The muscle in Goldbard’s memoir and acute thoughts on education lies in how it prompts. Prompts via words and images that narrate a story of making place for oneself and us; that generate the power of autodidacts, angels, and imagination to figure our lives together. It not only prompts but it teaches how to walk through the world with honesty, curiosity, and a drive for social justice. The North Stars of belonging, culture, and possibility that illuminate this wonderful book show us joys, struggle, and beauty in freedom. This book is a gift of emancipation.
Roberto Bedoya, Cultural Affairs Manager, City of Oakland, CA
Organizer, advocate, and artist Arlene Goldbard’s innovative autobiography is a dazzling chronicle of a life taking down elitism. Goldbard chartered her own autonomous course towards becoming the influential figure that she is in the world of community-based cultural advocacy; she encourages us to do the same, both in how we live and read and learn in our lives, and even in how we engage with her book. ~L.M. Bogad, The Progressive
In the Camp of Angels of Freedom offers important insights into the intersections of art, education, identity, and power in fresh, imaginative ways. I was struck by how Goldbard reimagines the wisdom of “her” angels in these times. This book is sure to provoke a great deal of conversation.
Makani Themba, Chief Strategist at Higher Ground Change Strategies
I thought often as I was reading about how much I would have liked using this book in a course I was teaching on the sociology of art, on communities, or just generally introducing students to thinking about how private lives are structured by institutions, history, politics, and social class. I learned a lot from reading this book; it’s beautifully written, carefully argued, truly a gift to the reader. I think it’s a rare book that sticks in your mind for a long time after getting to the last page. That’s my definition of compelling.
Betty Farrell, former Executive Director, Cultural Policy Center, University of Chicago
I’ve long admired Arlene Goldbard’s work on culture and democracy. Her latest book touches on those topics, but it’s driven by another passion, her outrage at the way education, which should be a social good, has become a profit center, and at the disrespect meted out to those with lived knowledge rather than formal credentials. She begins with entertaining and provocative stories of her own self-education, each chapter linked to a portrait she has painted of one of her “angels of freedom,” individuals whose work inspired and guided her path as an autodidact. The writing is clear and accessible, her challenges to social assumptions well worth considering. I highly recommend her insightful, refreshing perspective on values and systems that influence all our lives.

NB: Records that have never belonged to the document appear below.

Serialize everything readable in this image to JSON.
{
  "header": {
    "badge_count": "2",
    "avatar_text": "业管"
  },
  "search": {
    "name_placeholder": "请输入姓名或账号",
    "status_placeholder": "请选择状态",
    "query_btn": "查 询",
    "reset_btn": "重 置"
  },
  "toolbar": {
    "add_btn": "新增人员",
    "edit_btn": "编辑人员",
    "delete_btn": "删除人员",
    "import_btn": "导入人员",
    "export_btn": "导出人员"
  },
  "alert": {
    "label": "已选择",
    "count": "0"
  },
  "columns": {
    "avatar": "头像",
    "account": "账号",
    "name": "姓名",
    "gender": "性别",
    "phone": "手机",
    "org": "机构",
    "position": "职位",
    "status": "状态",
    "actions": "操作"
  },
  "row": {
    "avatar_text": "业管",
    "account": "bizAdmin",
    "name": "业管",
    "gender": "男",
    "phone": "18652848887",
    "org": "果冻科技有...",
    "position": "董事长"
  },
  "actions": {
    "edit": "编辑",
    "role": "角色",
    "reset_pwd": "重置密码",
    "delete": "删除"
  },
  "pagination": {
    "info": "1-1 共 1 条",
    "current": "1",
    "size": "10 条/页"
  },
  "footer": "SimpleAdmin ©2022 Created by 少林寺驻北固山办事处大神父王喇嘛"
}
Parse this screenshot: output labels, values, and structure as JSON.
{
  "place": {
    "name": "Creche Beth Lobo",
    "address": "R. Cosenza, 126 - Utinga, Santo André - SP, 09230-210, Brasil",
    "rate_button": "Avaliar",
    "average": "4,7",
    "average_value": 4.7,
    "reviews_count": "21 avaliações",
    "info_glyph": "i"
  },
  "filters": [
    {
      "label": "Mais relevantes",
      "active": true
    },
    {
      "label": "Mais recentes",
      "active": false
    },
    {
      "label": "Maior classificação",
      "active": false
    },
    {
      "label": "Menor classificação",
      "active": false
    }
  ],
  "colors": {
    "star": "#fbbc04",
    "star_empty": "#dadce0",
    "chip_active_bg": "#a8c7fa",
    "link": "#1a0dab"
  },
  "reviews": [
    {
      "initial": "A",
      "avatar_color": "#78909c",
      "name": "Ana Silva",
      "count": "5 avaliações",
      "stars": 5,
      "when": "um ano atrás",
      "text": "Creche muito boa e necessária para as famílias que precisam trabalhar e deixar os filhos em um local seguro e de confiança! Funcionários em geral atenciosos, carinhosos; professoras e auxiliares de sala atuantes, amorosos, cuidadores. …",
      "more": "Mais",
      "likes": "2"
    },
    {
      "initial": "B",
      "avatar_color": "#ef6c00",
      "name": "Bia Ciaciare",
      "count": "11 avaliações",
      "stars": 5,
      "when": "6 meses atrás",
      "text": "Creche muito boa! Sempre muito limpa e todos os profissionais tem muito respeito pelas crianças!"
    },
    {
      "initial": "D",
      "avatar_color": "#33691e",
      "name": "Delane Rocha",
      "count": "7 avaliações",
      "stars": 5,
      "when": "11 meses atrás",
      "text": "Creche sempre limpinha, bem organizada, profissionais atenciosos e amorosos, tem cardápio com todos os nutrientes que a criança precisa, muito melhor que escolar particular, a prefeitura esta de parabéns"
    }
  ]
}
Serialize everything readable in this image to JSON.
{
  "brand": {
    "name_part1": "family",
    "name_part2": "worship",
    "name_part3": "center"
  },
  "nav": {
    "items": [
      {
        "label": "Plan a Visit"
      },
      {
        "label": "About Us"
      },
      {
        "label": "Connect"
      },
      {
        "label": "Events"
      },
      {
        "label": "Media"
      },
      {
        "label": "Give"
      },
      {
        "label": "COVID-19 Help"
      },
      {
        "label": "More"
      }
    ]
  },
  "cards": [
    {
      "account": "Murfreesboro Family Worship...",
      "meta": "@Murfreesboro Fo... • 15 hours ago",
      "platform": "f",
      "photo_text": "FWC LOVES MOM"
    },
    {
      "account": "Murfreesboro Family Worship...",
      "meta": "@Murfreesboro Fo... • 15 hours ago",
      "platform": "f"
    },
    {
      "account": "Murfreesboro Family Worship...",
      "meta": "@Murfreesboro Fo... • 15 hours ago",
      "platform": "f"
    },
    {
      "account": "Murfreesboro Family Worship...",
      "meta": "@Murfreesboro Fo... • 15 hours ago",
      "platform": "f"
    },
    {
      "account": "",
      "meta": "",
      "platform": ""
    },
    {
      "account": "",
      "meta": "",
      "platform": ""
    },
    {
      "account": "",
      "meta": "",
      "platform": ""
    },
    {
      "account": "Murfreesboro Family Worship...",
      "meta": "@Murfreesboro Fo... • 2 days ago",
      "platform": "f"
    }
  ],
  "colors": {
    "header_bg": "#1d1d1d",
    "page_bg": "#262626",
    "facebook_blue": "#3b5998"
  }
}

Judith Marcuse, LL.D. (Hon.)
Artistic Producer, Judith Marcuse Projects
Founder/Co-Director, International Centre of Art for Social Change (ICASC)
Senior Fellow, Ashoka International
Arlene Goldbard has trusted her curiosity, creativity and character through a lifetime of self-education, always in the service of the common good. In words and paintings, she honours her guiding angels with love and insight, defending the human spirit that labours for a shared emancipation. I’m filled with admiration for its originality and her courage in creating something unlike anything else. Her story of a woman’s path to wisdom is a training in fearlessness and a joy to read.
François Matarasso, community artist and author of ‘A Restless Art’
Arlene Goldbard has written an absorbing tender and inspiring reflection on the extraordinary people who have touched, illuminated, and guided her. In doing so with such humility and generosity she has invited us to pause and consider how our myriad threads of human interactions contribute to the fragile fabric of human society.
Gary Stewart, International interdisciplinary artist, Lecturer, Goldsmiths, University of London
An autodidact explores issues of education itself through essays and personal portraits of the key minds who influenced her
What does it mean to be educated? Through her evocative paintings and narrative, author and artist Arlene Goldbard has portrayed eleven people whose work most influenced her—what she calls a camp of angels. She sees each as a brave messenger of love and freedom for a society that badly needs “uncolonized minds.” Goldbard describes how the learning from each changed the course of her life in essays that offer generative moments of a life in art and social change. She also reveals ways a dominant society tried to put a first-generation American from a socially marginal family in her place—and failed.
Readers will learn about the author’s own self education, issues of formal higher education and its discontents, and the damage done by a society that prizes profits over people. Goldbard asks readers to consider the impact of credentialism on U.S. society and what we can do to set it right.
The “angels” whose work shaped Goldbard’s life are Henri de Toulouse-Lautrec, James Baldwin, Nina Simone, Paul Goodman, Doris Lessing, Alice Neel, Paulo Freire, Isaiah Berlin, John Trudell, Abraham Joshua Heschel, and Jane Jacobs. Despite their many differences, each had the gift of questioning assumptions, looking beneath surfaces, and imagining without bounds. The author invites readers to scrutinize their own educations and to honor their own angels.
Publisher: New Village Press
Distributor: NYU Press
Publication Date: January 24, 2023
Trim: 7.00 x 10.00 inches
Illustrations: 15 Color illustrations
US Paperback Price: $34.95
Also available in hardcover and eBook